Skip to main content

Temporal genetic changes in Plasmodium vivax apical membrane antigen 1 over 19 years of transmission in southern Mexico

Citations of this article
Mendeley users who have this article in their library.

This artice is free to access.
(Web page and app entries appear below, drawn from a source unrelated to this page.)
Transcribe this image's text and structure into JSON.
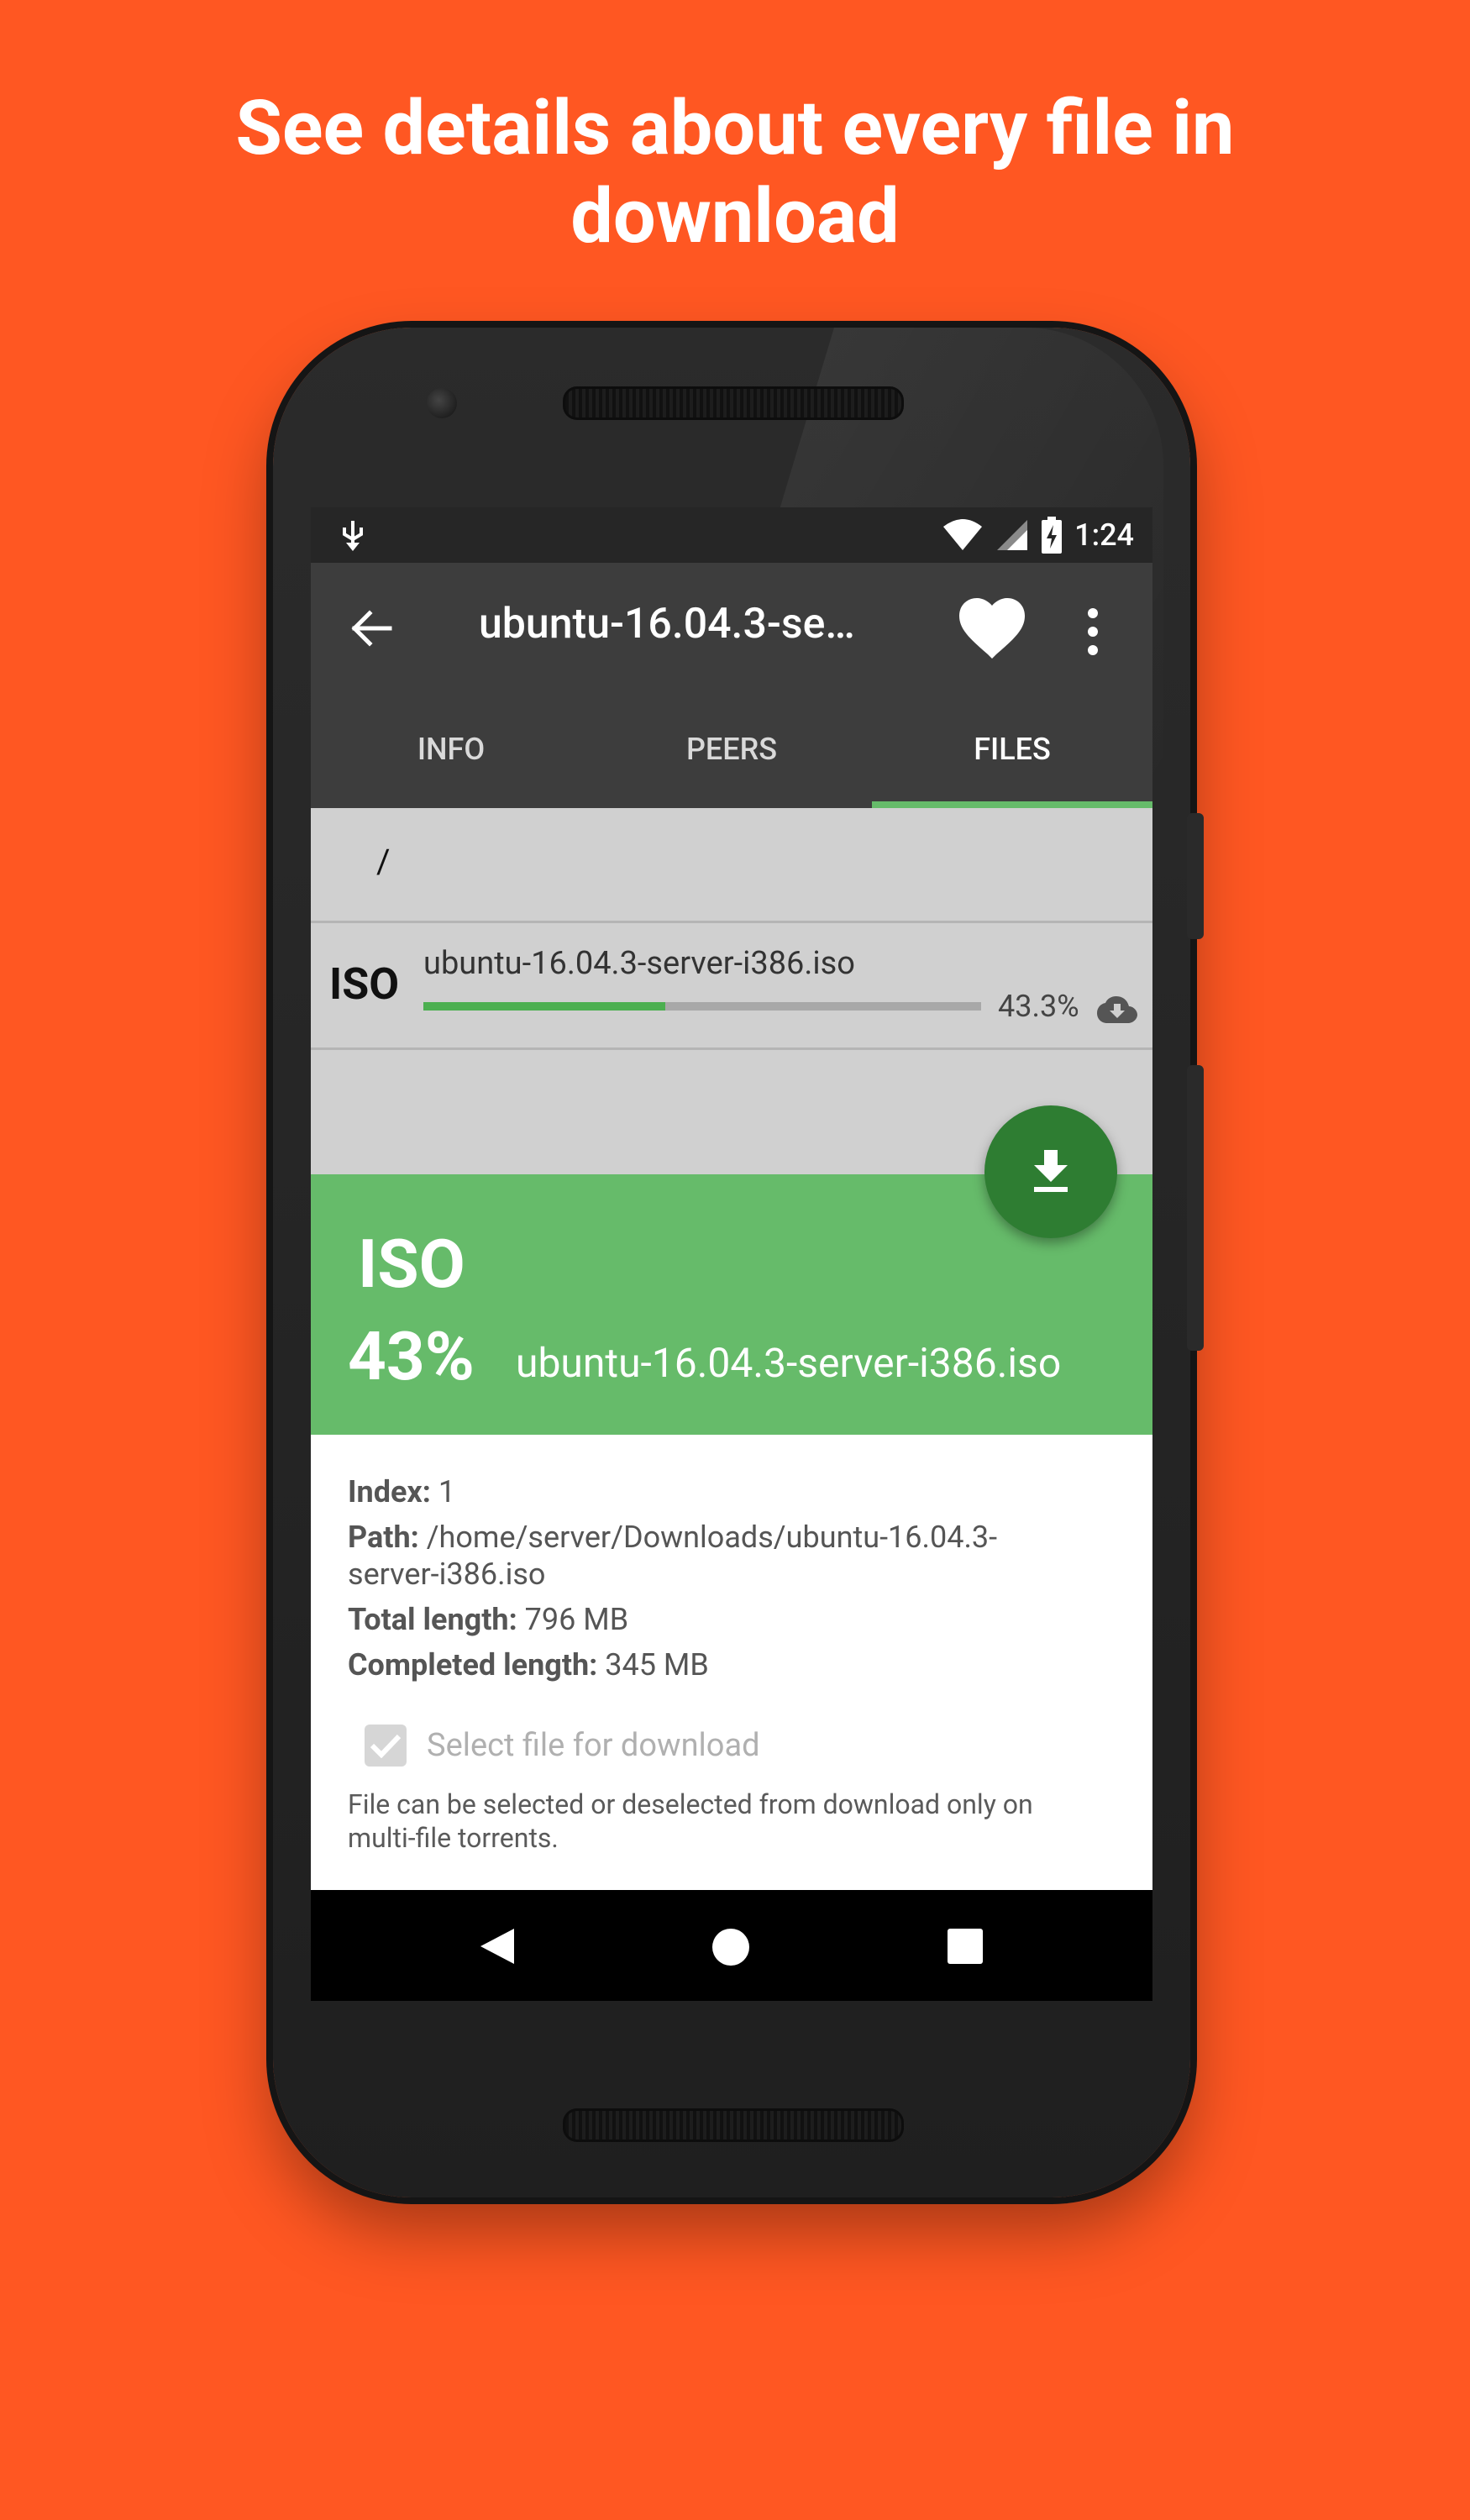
{
  "promo": {
    "title_line1": "See details about every file in",
    "title_line2": "download"
  },
  "status_bar": {
    "time": "1:24",
    "icons": [
      "usb-debug-icon",
      "wifi-icon",
      "signal-icon",
      "battery-charging-icon"
    ]
  },
  "appbar": {
    "title": "ubuntu-16.04.3-se…",
    "back_icon": "arrow-left-icon",
    "favorite_icon": "heart-icon",
    "more_icon": "more-vert-icon"
  },
  "tabs": [
    {
      "label": "INFO",
      "active": false
    },
    {
      "label": "PEERS",
      "active": false
    },
    {
      "label": "FILES",
      "active": true
    }
  ],
  "files": {
    "path": "/",
    "items": [
      {
        "ext": "ISO",
        "name": "ubuntu-16.04.3-server-i386.iso",
        "progress": 0.433,
        "percent_label": "43.3%",
        "status_icon": "cloud-download-icon"
      }
    ]
  },
  "fab": {
    "icon": "download-icon"
  },
  "detail_sheet": {
    "ext": "ISO",
    "percent": "43%",
    "name": "ubuntu-16.04.3-server-i386.iso",
    "index_label": "Index:",
    "index_value": "1",
    "path_label": "Path:",
    "path_value": "/home/server/Downloads/ubuntu-16.04.3-",
    "path_value_cont": "server-i386.iso",
    "total_label": "Total length:",
    "total_value": "796 MB",
    "completed_label": "Completed length:",
    "completed_value": "345 MB",
    "checkbox_label": "Select file for download",
    "checkbox_checked": true,
    "note_line1": "File can be selected or deselected from download only on",
    "note_line2": "multi-file torrents."
  },
  "colors": {
    "background": "#ff5722",
    "appbar": "#3d3d3d",
    "accent_green": "#66bb6a",
    "fab_green": "#2e7d32",
    "progress_green": "#4caf50"
  },
  "navbar": {
    "icons": [
      "back-triangle-icon",
      "home-circle-icon",
      "recents-square-icon"
    ]
  }
}
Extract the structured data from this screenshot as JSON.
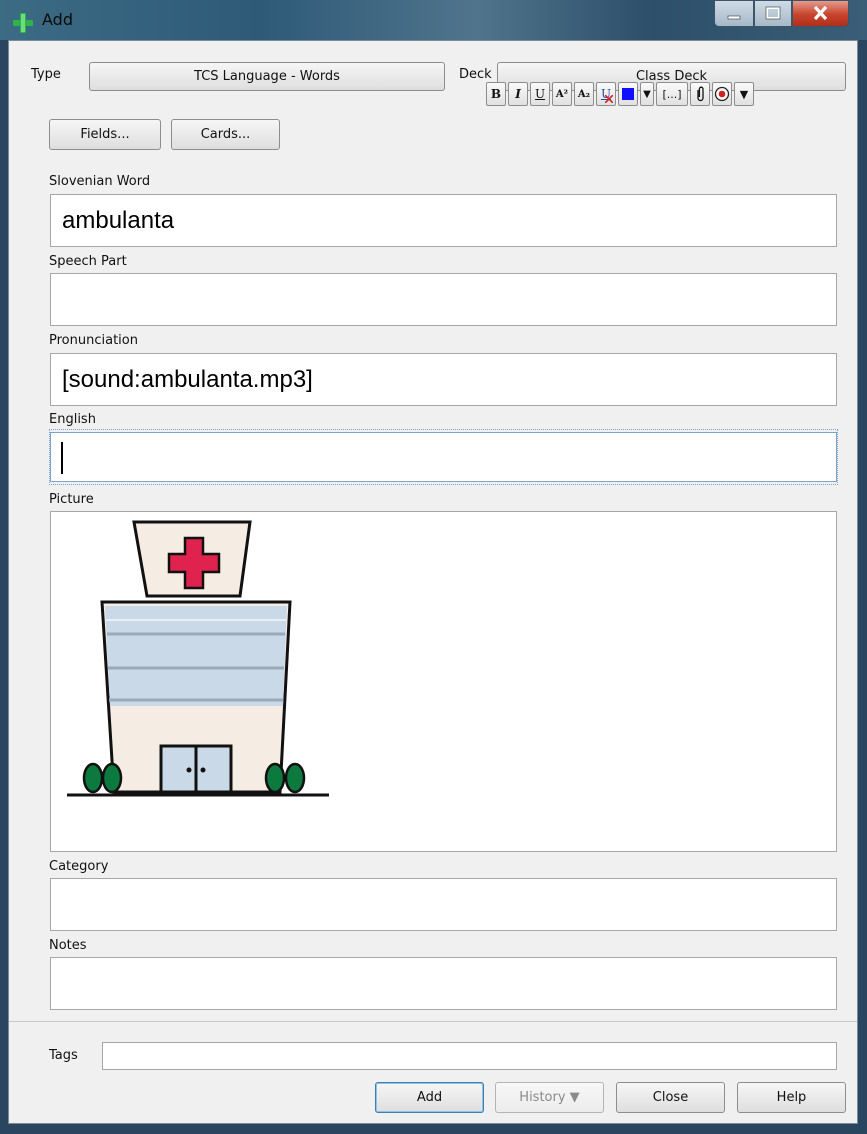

Background: Mexico advanced to the pre-elimination phase in 2009 due to a significant reduction in malaria cases, and since 2000, Plasmodium vivax is the only species transmitted. During the last two decades, malaria transmission has been mostly local and isolated to a few regions. It is important to gain further insights into the impact of control measures on the parasite population structure. Hence, the aim of the current study was to determine detailed changes in P. vivax genetic diversity and population structure based on analysing the gene that encodes the apical membrane antigen 1 (pvama1). This analysis covered from control to pre-elimination (1993-2011) in a hypo-endemic region in southern Mexico. Results: The 213 pvama1 I-II sequences presently analysed were grouped into six periods of three years each. They showed low genetic diversity, with 15 haplotypes resolved. Among the DNA sequences, there was a gradual decrease in genetic diversity, the number of mixed genotype infections and the intensity of positive selection, in agreement with the parallel decline in malaria cases. At the same time, linkage disequilibrium (R2) increased. The three-dimensional haplotype network revealed that pvama1 I-II haplotypes were separated by 1-11 mutational steps, and between one another by 0-3 unsampled haplotypes. In the temporal network, seven haplotypes were detected in at least two of the six-time layers, and only four distinct haplotypes were evidenced in the pre-elimination phase. Structure analysis indicated that three subpopulations fluctuated over time. Only 8.5% of the samples had mixed ancestry. In the pre-elimination phase, subpopulation P1 was drastically reduced, and the admixture was absent. Conclusions: The results suggest that P. vivax in southern Mexico evolved based on local adaptation into three “pseudoclonal” subpopulations that diversified at the regional level and persisted over time, although with varying frequency. Control measures and climate events influenced the number of malaria cases and the genetic structure. The sharp decrease in parasite diversity and other related genetic parameters during the pre-elimination phase suggests that malaria elimination is possible in the near future. These results are useful for epidemiological surveillance.




Flores-Alanis, A., González-Cerón, L., Santillán, F., Ximenez, C., Sandoval, M. A., & Cerritos, R. (2017). Temporal genetic changes in Plasmodium vivax apical membrane antigen 1 over 19 years of transmission in southern Mexico. Parasites and Vectors, 10(1).

Register to see more suggestions

Mendeley helps you to discover research relevant for your work.

Already have an account?

Save time finding and organizing research with Mendeley

Sign up for free